MATERIAL SUPPLIED
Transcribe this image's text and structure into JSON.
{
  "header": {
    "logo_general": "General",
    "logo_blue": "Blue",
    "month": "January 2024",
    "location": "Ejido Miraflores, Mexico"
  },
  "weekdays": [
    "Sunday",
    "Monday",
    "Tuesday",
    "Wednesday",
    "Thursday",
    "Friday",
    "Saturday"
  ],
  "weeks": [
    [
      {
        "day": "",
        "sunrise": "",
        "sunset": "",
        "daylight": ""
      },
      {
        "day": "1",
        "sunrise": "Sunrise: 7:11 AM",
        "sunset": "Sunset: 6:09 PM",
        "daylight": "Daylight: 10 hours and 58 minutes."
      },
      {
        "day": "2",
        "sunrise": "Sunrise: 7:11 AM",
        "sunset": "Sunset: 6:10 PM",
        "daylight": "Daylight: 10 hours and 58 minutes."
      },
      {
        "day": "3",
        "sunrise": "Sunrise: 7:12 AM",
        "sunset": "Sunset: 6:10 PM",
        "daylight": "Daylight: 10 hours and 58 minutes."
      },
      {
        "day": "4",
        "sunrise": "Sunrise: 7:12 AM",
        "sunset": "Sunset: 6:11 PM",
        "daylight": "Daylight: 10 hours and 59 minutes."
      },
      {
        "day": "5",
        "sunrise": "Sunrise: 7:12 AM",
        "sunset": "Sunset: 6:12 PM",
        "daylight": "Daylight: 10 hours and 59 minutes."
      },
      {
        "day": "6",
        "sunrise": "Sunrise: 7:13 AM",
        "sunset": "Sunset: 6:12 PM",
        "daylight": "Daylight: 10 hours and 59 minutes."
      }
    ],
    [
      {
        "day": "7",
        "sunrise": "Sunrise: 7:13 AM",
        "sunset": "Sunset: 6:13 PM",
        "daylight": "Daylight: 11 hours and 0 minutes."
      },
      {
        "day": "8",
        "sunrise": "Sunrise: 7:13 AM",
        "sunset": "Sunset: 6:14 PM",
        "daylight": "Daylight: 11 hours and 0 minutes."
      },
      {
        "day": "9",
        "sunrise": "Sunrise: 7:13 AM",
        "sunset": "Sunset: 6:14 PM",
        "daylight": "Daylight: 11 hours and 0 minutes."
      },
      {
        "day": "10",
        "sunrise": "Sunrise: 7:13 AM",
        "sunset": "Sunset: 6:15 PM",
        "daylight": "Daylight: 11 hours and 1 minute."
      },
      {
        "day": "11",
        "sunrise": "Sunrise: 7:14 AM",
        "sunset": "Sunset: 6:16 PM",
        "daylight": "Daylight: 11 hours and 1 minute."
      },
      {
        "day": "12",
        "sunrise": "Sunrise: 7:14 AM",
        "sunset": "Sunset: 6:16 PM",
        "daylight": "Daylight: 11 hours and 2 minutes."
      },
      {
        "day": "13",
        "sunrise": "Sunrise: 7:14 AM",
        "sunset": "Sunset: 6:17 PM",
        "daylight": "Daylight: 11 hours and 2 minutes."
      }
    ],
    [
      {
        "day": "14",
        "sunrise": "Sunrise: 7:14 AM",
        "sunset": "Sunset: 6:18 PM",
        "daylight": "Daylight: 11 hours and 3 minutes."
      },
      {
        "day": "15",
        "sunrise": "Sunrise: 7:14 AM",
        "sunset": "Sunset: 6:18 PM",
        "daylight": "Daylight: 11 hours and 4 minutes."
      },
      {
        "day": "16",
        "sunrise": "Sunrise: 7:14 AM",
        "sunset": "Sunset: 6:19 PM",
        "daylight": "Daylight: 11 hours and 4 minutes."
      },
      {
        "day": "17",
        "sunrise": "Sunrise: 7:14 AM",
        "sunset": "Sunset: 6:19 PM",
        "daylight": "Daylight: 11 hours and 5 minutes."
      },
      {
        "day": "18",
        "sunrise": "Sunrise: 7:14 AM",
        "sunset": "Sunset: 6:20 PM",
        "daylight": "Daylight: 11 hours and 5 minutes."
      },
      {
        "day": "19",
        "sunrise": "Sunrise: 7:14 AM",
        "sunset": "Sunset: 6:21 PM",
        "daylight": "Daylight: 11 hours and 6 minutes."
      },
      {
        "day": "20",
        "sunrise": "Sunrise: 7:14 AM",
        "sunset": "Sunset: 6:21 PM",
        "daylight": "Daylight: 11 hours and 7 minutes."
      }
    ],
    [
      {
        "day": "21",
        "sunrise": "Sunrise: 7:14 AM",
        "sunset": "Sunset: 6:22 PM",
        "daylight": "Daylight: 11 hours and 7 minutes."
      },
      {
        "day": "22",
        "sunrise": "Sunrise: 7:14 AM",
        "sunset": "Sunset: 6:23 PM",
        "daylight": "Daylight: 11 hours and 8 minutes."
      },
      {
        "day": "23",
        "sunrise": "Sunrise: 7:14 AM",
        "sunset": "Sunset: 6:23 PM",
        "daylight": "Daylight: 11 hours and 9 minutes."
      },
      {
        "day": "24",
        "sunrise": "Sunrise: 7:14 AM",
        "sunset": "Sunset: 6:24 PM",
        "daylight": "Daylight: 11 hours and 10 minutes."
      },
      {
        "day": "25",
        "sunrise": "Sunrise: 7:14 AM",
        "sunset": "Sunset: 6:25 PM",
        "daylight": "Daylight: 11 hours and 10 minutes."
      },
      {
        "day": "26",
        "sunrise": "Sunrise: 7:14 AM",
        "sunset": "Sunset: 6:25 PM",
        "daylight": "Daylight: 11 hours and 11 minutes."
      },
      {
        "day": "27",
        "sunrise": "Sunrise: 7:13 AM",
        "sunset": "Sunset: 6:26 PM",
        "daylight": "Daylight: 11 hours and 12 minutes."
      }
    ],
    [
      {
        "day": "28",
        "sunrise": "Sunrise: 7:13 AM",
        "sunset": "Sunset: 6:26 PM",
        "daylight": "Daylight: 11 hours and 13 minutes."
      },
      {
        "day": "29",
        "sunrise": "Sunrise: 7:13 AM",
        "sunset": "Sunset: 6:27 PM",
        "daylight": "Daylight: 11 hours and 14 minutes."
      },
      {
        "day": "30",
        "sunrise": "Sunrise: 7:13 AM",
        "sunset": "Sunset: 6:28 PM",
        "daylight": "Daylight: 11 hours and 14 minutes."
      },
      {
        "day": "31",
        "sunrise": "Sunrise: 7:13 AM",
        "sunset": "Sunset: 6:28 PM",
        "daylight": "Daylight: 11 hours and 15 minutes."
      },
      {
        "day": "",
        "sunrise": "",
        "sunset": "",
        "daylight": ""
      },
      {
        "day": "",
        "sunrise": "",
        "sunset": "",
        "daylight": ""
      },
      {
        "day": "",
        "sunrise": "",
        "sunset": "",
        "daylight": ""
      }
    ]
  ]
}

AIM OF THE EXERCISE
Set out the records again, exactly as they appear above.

YOUR SOLUTION
Transcribe this image's text and structure into JSON.
{
  "header": {
    "logo_general": "General",
    "logo_blue": "Blue",
    "month": "January 2024",
    "location": "Ejido Miraflores, Mexico"
  },
  "weekdays": [
    "Sunday",
    "Monday",
    "Tuesday",
    "Wednesday",
    "Thursday",
    "Friday",
    "Saturday"
  ],
  "weeks": [
    [
      {
        "day": "",
        "sunrise": "",
        "sunset": "",
        "daylight": ""
      },
      {
        "day": "1",
        "sunrise": "Sunrise: 7:11 AM",
        "sunset": "Sunset: 6:09 PM",
        "daylight": "Daylight: 10 hours and 58 minutes."
      },
      {
        "day": "2",
        "sunrise": "Sunrise: 7:11 AM",
        "sunset": "Sunset: 6:10 PM",
        "daylight": "Daylight: 10 hours and 58 minutes."
      },
      {
        "day": "3",
        "sunrise": "Sunrise: 7:12 AM",
        "sunset": "Sunset: 6:10 PM",
        "daylight": "Daylight: 10 hours and 58 minutes."
      },
      {
        "day": "4",
        "sunrise": "Sunrise: 7:12 AM",
        "sunset": "Sunset: 6:11 PM",
        "daylight": "Daylight: 10 hours and 59 minutes."
      },
      {
        "day": "5",
        "sunrise": "Sunrise: 7:12 AM",
        "sunset": "Sunset: 6:12 PM",
        "daylight": "Daylight: 10 hours and 59 minutes."
      },
      {
        "day": "6",
        "sunrise": "Sunrise: 7:13 AM",
        "sunset": "Sunset: 6:12 PM",
        "daylight": "Daylight: 10 hours and 59 minutes."
      }
    ],
    [
      {
        "day": "7",
        "sunrise": "Sunrise: 7:13 AM",
        "sunset": "Sunset: 6:13 PM",
        "daylight": "Daylight: 11 hours and 0 minutes."
      },
      {
        "day": "8",
        "sunrise": "Sunrise: 7:13 AM",
        "sunset": "Sunset: 6:14 PM",
        "daylight": "Daylight: 11 hours and 0 minutes."
      },
      {
        "day": "9",
        "sunrise": "Sunrise: 7:13 AM",
        "sunset": "Sunset: 6:14 PM",
        "daylight": "Daylight: 11 hours and 0 minutes."
      },
      {
        "day": "10",
        "sunrise": "Sunrise: 7:13 AM",
        "sunset": "Sunset: 6:15 PM",
        "daylight": "Daylight: 11 hours and 1 minute."
      },
      {
        "day": "11",
        "sunrise": "Sunrise: 7:14 AM",
        "sunset": "Sunset: 6:16 PM",
        "daylight": "Daylight: 11 hours and 1 minute."
      },
      {
        "day": "12",
        "sunrise": "Sunrise: 7:14 AM",
        "sunset": "Sunset: 6:16 PM",
        "daylight": "Daylight: 11 hours and 2 minutes."
      },
      {
        "day": "13",
        "sunrise": "Sunrise: 7:14 AM",
        "sunset": "Sunset: 6:17 PM",
        "daylight": "Daylight: 11 hours and 2 minutes."
      }
    ],
    [
      {
        "day": "14",
        "sunrise": "Sunrise: 7:14 AM",
        "sunset": "Sunset: 6:18 PM",
        "daylight": "Daylight: 11 hours and 3 minutes."
      },
      {
        "day": "15",
        "sunrise": "Sunrise: 7:14 AM",
        "sunset": "Sunset: 6:18 PM",
        "daylight": "Daylight: 11 hours and 4 minutes."
      },
      {
        "day": "16",
        "sunrise": "Sunrise: 7:14 AM",
        "sunset": "Sunset: 6:19 PM",
        "daylight": "Daylight: 11 hours and 4 minutes."
      },
      {
        "day": "17",
        "sunrise": "Sunrise: 7:14 AM",
        "sunset": "Sunset: 6:19 PM",
        "daylight": "Daylight: 11 hours and 5 minutes."
      },
      {
        "day": "18",
        "sunrise": "Sunrise: 7:14 AM",
        "sunset": "Sunset: 6:20 PM",
        "daylight": "Daylight: 11 hours and 5 minutes."
      },
      {
        "day": "19",
        "sunrise": "Sunrise: 7:14 AM",
        "sunset": "Sunset: 6:21 PM",
        "daylight": "Daylight: 11 hours and 6 minutes."
      },
      {
        "day": "20",
        "sunrise": "Sunrise: 7:14 AM",
        "sunset": "Sunset: 6:21 PM",
        "daylight": "Daylight: 11 hours and 7 minutes."
      }
    ],
    [
      {
        "day": "21",
        "sunrise": "Sunrise: 7:14 AM",
        "sunset": "Sunset: 6:22 PM",
        "daylight": "Daylight: 11 hours and 7 minutes."
      },
      {
        "day": "22",
        "sunrise": "Sunrise: 7:14 AM",
        "sunset": "Sunset: 6:23 PM",
        "daylight": "Daylight: 11 hours and 8 minutes."
      },
      {
        "day": "23",
        "sunrise": "Sunrise: 7:14 AM",
        "sunset": "Sunset: 6:23 PM",
        "daylight": "Daylight: 11 hours and 9 minutes."
      },
      {
        "day": "24",
        "sunrise": "Sunrise: 7:14 AM",
        "sunset": "Sunset: 6:24 PM",
        "daylight": "Daylight: 11 hours and 10 minutes."
      },
      {
        "day": "25",
        "sunrise": "Sunrise: 7:14 AM",
        "sunset": "Sunset: 6:25 PM",
        "daylight": "Daylight: 11 hours and 10 minutes."
      },
      {
        "day": "26",
        "sunrise": "Sunrise: 7:14 AM",
        "sunset": "Sunset: 6:25 PM",
        "daylight": "Daylight: 11 hours and 11 minutes."
      },
      {
        "day": "27",
        "sunrise": "Sunrise: 7:13 AM",
        "sunset": "Sunset: 6:26 PM",
        "daylight": "Daylight: 11 hours and 12 minutes."
      }
    ],
    [
      {
        "day": "28",
        "sunrise": "Sunrise: 7:13 AM",
        "sunset": "Sunset: 6:26 PM",
        "daylight": "Daylight: 11 hours and 13 minutes."
      },
      {
        "day": "29",
        "sunrise": "Sunrise: 7:13 AM",
        "sunset": "Sunset: 6:27 PM",
        "daylight": "Daylight: 11 hours and 14 minutes."
      },
      {
        "day": "30",
        "sunrise": "Sunrise: 7:13 AM",
        "sunset": "Sunset: 6:28 PM",
        "daylight": "Daylight: 11 hours and 14 minutes."
      },
      {
        "day": "31",
        "sunrise": "Sunrise: 7:13 AM",
        "sunset": "Sunset: 6:28 PM",
        "daylight": "Daylight: 11 hours and 15 minutes."
      },
      {
        "day": "",
        "sunrise": "",
        "sunset": "",
        "daylight": ""
      },
      {
        "day": "",
        "sunrise": "",
        "sunset": "",
        "daylight": ""
      },
      {
        "day": "",
        "sunrise": "",
        "sunset": "",
        "daylight": ""
      }
    ]
  ]
}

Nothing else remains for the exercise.